**WHAT TO WORK ON:** The word "this" marks the lines to copy; find all of them in the entries below.

─── SUPPLIED DATA ───

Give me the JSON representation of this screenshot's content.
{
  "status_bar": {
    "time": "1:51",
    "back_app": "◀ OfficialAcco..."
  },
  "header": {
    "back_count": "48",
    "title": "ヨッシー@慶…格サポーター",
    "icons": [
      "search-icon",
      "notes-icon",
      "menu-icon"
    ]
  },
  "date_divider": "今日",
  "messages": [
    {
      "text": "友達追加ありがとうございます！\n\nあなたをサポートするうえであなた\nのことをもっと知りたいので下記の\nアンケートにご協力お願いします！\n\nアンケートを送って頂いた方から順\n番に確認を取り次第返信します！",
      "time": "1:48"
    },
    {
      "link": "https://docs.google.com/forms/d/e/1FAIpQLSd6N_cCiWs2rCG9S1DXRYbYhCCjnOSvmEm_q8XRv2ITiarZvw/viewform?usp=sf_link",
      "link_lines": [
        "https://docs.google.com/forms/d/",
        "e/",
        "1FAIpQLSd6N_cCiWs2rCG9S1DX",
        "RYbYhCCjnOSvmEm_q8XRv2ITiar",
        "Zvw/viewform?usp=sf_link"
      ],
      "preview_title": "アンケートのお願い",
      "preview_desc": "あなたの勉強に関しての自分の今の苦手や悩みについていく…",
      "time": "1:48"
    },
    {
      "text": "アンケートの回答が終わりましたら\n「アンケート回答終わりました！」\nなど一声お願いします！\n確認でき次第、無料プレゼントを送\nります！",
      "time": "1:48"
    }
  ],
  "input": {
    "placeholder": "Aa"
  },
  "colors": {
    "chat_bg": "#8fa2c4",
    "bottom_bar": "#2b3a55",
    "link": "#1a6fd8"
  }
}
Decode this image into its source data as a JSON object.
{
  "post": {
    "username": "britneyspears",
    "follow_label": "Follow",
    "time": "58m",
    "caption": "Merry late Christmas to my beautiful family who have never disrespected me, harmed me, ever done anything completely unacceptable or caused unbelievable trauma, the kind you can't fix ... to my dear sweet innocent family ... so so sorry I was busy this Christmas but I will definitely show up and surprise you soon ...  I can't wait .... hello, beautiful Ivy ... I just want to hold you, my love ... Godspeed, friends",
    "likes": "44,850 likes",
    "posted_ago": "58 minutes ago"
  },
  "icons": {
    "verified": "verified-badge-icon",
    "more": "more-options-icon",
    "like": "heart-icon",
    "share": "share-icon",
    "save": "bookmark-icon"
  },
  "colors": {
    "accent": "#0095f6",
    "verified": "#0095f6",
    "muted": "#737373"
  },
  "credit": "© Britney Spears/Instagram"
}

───

**SOLUTION:**
Give me the JSON representation of this screenshot's content.
Decode this image into its source data as a JSON object.
    "caption": "Merry late Christmas to my beautiful family who have never disrespected me, harmed me, ever done anything completely unacceptable or caused unbelievable trauma, the kind you can't fix ... to my dear sweet innocent family ... so so sorry I was busy this Christmas but I will definitely show up and surprise you soon ...  I can't wait .... hello, beautiful Ivy ... I just want to hold you, my love ... Godspeed, friends",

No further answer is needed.